=== Begin Enclosure ===

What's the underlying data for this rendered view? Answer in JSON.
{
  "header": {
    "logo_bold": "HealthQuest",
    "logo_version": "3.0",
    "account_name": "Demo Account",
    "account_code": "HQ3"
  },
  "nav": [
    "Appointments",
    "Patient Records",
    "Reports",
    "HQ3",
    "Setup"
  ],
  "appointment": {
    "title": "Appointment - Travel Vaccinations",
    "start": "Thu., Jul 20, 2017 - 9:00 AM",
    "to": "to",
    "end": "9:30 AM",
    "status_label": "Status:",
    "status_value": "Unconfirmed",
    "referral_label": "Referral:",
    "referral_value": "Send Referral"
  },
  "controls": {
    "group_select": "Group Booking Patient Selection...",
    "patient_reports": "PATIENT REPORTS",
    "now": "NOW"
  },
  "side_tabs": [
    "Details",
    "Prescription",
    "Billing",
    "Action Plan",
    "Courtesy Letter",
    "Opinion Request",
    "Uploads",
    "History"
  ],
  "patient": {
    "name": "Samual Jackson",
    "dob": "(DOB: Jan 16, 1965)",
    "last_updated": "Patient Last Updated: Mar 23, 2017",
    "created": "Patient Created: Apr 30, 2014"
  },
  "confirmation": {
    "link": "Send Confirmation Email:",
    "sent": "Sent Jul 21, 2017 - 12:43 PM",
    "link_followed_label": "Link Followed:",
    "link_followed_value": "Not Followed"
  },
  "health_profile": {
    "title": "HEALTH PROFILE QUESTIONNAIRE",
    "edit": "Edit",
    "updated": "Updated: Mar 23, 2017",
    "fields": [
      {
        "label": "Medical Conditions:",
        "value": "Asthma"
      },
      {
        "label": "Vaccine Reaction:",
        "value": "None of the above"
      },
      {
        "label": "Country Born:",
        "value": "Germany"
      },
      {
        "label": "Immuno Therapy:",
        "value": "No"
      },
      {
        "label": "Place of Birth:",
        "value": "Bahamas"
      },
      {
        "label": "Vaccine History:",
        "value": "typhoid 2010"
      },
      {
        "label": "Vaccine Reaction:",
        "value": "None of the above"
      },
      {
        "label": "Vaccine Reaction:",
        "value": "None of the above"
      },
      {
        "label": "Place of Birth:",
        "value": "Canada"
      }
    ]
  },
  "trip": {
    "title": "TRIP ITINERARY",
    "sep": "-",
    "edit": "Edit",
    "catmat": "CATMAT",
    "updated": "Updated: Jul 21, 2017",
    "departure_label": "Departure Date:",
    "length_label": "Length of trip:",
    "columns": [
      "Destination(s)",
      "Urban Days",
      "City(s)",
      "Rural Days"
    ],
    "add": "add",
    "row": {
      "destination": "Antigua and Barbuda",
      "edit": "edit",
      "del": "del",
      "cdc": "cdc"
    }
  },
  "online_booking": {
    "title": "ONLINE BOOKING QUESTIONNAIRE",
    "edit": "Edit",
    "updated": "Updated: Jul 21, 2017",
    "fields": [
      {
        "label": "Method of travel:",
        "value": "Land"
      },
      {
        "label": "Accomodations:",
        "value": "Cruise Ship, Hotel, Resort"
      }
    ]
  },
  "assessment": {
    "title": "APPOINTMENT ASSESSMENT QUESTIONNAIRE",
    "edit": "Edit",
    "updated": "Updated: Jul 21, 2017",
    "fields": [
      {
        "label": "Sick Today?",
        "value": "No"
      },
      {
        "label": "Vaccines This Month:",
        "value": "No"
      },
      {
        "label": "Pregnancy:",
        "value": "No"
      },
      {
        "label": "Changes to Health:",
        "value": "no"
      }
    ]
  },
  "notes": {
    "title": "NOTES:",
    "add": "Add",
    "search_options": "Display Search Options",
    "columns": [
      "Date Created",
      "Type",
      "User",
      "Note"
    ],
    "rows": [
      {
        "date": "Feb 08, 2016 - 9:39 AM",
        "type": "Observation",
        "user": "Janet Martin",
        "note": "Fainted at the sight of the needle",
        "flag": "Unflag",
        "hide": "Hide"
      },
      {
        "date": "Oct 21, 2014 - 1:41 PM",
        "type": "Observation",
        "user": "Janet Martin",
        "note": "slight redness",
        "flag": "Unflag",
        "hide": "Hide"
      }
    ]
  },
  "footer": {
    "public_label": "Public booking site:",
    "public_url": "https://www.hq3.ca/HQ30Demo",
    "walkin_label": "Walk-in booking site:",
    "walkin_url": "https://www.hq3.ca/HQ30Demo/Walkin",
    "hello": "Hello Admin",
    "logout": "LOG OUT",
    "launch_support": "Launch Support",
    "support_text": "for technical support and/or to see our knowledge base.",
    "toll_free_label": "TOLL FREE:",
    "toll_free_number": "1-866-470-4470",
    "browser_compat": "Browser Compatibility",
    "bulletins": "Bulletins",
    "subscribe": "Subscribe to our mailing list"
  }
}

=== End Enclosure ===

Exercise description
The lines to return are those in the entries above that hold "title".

Expected answer
    "title": "Appointment - Travel Vaccinations",
    "title": "HEALTH PROFILE QUESTIONNAIRE",
    "title": "TRIP ITINERARY",
    "title": "ONLINE BOOKING QUESTIONNAIRE",
    "title": "APPOINTMENT ASSESSMENT QUESTIONNAIRE",
    "title": "NOTES:",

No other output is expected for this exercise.